small tavernas offer a very limited menu of souvlaki, french fries,
salad, pita bread, and tzatziki. The prices are usually low and
the atmosphere and service is genuine and authentic.
Traditional Greek "Fast Food" includes the "souvlaki" and the "gyro". Two terms that are interchangeable and can refer to two different things depending on the town, restaurant, or waiter!
Traditionally, souvlaki refers to shiskebab (pieces of pork grilled
on a stick) but many times it refers to gyros (the assortment of
minced meat, tomatoes, onions, and tzatziki, wrapped in pita bread).
So you run the risk when ordering a souvlaki (the shiskebab) to
find that you really ordered a Gyros sandwich and vice versa. To
make matters even more confusing, you can order a Gyro sandwich
with a souvlaki, gyro meat, or chicken!
Often times the souvlaki is referred to as "kalamaki" which means "stick", and the Gyros sandwich is simply called a "pita".
I usually order a "kalamaki" when I want a sishkebab, and a "pita" when I want a Gyros Sandwich.
The gyros sandwich is a very versatile food. Depending on the restaurant it usually has a few standard ingredients: meat, tomatoes, onions, pita, tzatziki, and a great deal of spices (salt, black and red pepper). Many times these ingredients are supplemented with french fries, and ketchup or even mustard! You can customize your own Gyros sandwich at the time you order by specifying whether you want any of the above omitted, or by adding anything else that might enhance the taste. You can even order your Gyros wrapped in double pita bread. My sister who is not a big meat eater often orders her gyros without meat. So in essence she is eating a vegetarian gyros.

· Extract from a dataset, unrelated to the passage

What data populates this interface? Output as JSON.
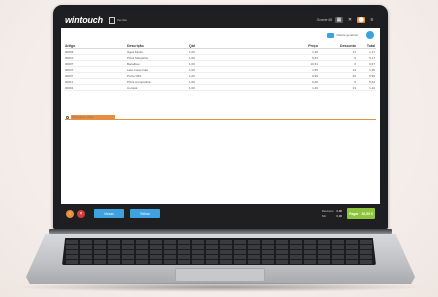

The meat that goes in the Gyros sandwich consists of three choices. The traditional "Gyros" meat that gives the name to the food consists of minced pork slowly roasted by turning around on a vertical spit (gyros in Greek means "something that goes around"). You may also have your sandwich made with the "souvlaki" meat (without the stick of course) which is made of grilled pork. In this case you would order your sanwich "me kalamaki". There is also a third choice of meat called the "bifteki". It is a sort of burger made of a variety of minced meats and grilled around a stick like the "souvlaki". For those who favor white meat, many restaurants offer their gyros sandwich with chicken.
Usually the gyros sandwich comes wrapped in a piece of paper and napkin to be eaten without utensils, but you can opt for a "merida" which is the same food served open on a plate with a few extra (or more) ingredients. A "merida" is considerably more expensive than the sandwich so make sure you order the right thing.
Tavernas that offer gyros and souvlaki are inexpensive and offer the food as a take-out option something most Greeks take advantage off. They also have seating that varies from a bar stool to a full set of outdoor tables. During our travels we always find a nice souvlaki place in a central square or by the waterfront. The food is good, the atmosphere genuine, and the price is always right.
"Goodies" is by far the largest fast food chain in Greece and you will find a Goodies and you don't have to try too hard to also find the typical western fast food restaurants everywhere in Greece. Mc Donalds and KFC have restaurants in every large town in Greece.The menus of the Greek Mc Donald's and KFC are vastly different from their American counterparts and you can order beer with your meal. The menus usually include local delicacies (such as octopus and squid) and full dishes of pasta. Since the service and food are vastly expanded the prices of these fast food restaurants are high as well.
Greek fast food includes a variety of pies and food that can be eaten on the run. There are many small stores specializing in selling fresh individual-size cheese pies, spinach pies, and "bougatsa". They are inexpensive (about 1.40 €). There are so many people eating them, it seems as if cheese pies are the favorite fast food in Greece. Greeks usually eat them between meals, but they are rich enough to be substitute lunch and they certainly make a good breakfast. Popular chains bake their cheesepies constantly up to the late afternoon hours, but most get their supplies in the morning so you run the risk of getting a stale one after 1:00 o'clock.
For a different kind of fast food (and less expensive) you can visit the local "tostadiko". They are usually small establishments that offer "tost" (or toast) in a variety of customized ways. You can make up your own toasted sandwich on the spot.
The term "toast" in Greece refers to what is known in the USA as a grilled sandwich. Greeks have a habit of eating fresh baked bread with every meal, and square pieces of bread that have been sitting at the super market shelf for some time are not very popular.
If you order a "toast" you will most likely get a grilled cheese sandwich often with ham (even at 8:00 AM), and specifying that you only want the bread toasted with nothing inside might win you a few curious looks. If you wish to spread marmalade on something tasty opt for fresh baked bread of which you can find plenty of in Greece.